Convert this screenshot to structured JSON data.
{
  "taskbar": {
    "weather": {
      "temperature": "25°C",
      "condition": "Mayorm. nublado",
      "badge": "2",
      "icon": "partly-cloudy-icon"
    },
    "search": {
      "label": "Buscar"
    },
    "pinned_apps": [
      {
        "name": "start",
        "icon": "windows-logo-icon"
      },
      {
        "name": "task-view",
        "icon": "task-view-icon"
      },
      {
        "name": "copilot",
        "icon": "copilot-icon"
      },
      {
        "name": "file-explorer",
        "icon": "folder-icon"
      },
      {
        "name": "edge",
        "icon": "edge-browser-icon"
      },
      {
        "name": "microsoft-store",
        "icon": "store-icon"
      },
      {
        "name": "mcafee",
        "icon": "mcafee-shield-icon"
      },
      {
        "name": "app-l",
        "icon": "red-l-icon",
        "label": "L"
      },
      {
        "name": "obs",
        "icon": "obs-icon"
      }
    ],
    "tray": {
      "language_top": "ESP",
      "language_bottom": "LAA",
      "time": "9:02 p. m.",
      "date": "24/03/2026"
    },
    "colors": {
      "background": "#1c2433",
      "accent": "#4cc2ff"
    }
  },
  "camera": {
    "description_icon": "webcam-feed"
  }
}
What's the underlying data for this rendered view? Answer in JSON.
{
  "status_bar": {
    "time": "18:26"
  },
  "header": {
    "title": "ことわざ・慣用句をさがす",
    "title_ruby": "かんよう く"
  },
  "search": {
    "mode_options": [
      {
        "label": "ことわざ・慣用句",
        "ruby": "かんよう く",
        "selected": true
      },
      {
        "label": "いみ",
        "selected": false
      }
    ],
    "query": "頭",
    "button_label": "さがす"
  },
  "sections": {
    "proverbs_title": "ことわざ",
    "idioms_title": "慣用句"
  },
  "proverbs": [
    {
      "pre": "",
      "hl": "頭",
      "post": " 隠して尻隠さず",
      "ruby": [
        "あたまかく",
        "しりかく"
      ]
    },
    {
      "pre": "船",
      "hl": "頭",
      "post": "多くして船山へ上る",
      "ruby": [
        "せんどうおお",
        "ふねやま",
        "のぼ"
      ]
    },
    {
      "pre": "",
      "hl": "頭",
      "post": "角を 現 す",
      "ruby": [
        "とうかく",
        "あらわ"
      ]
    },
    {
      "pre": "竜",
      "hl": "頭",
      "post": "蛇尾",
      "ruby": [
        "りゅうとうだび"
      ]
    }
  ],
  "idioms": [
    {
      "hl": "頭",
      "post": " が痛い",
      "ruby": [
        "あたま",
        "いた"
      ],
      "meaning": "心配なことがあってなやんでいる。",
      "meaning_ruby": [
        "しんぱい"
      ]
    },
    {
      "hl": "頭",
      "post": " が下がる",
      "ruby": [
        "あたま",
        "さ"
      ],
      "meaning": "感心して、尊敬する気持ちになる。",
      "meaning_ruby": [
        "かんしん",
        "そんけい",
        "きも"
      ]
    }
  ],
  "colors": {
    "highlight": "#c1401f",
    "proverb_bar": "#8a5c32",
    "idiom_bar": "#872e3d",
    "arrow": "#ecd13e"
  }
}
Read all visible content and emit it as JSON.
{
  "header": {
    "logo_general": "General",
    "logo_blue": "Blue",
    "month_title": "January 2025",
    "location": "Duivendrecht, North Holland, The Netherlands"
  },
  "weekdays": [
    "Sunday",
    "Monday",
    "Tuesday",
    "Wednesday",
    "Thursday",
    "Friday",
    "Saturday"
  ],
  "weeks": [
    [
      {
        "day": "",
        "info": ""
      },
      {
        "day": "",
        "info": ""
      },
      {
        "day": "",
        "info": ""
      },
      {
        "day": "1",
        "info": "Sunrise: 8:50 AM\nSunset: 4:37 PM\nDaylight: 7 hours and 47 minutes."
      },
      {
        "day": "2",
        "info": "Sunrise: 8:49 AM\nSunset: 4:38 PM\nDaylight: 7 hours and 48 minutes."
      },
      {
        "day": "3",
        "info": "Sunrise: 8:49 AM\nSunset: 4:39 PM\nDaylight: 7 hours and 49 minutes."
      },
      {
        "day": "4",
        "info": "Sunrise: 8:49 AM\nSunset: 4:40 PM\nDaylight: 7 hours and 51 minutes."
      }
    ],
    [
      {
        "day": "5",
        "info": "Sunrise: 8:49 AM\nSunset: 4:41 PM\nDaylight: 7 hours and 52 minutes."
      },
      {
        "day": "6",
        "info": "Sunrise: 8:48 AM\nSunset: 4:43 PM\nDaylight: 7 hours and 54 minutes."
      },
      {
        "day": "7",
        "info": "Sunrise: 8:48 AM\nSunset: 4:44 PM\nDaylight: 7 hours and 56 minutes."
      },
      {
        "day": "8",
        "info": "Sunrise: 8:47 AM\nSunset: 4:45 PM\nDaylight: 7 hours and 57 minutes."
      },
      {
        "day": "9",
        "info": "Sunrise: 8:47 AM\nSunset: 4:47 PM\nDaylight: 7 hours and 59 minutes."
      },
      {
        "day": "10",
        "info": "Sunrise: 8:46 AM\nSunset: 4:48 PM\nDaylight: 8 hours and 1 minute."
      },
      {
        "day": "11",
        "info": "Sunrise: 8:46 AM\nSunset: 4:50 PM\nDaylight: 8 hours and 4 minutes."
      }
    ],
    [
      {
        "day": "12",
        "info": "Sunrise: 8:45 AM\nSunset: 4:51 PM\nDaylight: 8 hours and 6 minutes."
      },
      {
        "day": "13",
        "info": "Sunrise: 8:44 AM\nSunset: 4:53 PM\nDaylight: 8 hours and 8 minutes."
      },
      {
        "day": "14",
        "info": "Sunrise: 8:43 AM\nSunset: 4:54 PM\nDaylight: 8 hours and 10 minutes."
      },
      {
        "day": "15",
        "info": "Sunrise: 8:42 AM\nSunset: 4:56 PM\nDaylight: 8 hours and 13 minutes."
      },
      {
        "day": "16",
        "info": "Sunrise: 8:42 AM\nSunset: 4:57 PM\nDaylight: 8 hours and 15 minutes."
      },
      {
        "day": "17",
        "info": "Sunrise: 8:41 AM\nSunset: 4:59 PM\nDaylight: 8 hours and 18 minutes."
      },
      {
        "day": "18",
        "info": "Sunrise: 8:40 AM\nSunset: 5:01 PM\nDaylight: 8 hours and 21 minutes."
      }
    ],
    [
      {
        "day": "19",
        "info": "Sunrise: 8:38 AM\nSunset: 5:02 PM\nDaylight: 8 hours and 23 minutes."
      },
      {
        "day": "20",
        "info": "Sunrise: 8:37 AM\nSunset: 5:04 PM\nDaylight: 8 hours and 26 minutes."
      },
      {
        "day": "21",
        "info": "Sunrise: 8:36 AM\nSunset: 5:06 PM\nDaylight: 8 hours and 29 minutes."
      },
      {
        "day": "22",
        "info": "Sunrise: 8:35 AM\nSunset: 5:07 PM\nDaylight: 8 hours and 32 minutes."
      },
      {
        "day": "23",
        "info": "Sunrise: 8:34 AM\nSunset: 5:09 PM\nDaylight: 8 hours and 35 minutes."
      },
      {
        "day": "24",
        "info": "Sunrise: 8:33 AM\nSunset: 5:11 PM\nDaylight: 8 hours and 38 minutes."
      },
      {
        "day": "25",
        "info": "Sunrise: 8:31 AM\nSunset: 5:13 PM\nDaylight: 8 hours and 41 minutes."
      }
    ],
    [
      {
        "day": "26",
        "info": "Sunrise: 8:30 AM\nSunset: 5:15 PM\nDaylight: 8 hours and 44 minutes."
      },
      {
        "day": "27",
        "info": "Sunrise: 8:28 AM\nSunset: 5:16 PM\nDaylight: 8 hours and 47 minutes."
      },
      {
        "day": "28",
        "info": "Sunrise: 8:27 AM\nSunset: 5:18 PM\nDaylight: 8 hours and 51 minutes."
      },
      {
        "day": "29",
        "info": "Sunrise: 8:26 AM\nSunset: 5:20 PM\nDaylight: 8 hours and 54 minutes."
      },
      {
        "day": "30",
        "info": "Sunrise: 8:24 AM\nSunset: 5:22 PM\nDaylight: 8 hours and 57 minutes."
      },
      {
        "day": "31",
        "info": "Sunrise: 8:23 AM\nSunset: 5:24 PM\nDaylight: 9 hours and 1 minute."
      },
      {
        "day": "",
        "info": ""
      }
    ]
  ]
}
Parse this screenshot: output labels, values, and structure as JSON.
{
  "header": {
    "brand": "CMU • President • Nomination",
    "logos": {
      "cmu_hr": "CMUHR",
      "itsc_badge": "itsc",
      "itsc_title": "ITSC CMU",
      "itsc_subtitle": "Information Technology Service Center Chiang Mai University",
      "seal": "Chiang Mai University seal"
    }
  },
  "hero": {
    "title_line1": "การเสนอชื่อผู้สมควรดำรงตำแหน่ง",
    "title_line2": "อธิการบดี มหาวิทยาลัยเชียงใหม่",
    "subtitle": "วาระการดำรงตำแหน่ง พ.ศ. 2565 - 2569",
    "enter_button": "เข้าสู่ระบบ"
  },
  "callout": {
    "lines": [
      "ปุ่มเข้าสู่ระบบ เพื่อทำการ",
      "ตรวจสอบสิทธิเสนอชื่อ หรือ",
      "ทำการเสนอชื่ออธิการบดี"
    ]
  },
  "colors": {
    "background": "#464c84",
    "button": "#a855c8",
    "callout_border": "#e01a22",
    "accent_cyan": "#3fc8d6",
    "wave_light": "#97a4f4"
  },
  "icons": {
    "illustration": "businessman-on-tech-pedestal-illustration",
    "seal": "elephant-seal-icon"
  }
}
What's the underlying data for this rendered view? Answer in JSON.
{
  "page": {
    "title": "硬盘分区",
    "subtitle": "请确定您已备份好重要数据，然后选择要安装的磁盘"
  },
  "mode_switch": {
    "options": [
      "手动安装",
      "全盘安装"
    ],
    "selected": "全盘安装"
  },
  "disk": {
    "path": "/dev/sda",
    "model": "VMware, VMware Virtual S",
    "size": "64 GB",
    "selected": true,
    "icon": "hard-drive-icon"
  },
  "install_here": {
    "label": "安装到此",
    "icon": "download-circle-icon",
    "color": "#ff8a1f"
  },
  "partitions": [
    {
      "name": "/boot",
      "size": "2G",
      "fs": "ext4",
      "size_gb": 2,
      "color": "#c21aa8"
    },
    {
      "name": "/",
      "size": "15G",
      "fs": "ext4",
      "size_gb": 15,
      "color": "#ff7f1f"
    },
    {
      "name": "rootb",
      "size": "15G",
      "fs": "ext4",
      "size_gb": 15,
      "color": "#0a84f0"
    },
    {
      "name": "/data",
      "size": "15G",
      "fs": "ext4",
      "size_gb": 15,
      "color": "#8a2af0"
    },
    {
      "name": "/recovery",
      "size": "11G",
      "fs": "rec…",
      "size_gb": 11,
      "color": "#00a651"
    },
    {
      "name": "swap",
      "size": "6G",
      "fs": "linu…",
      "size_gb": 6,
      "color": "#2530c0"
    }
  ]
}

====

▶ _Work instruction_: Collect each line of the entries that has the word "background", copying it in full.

▶ _The answer_:
      "background": "#1c2433",
    "background": "#464c84",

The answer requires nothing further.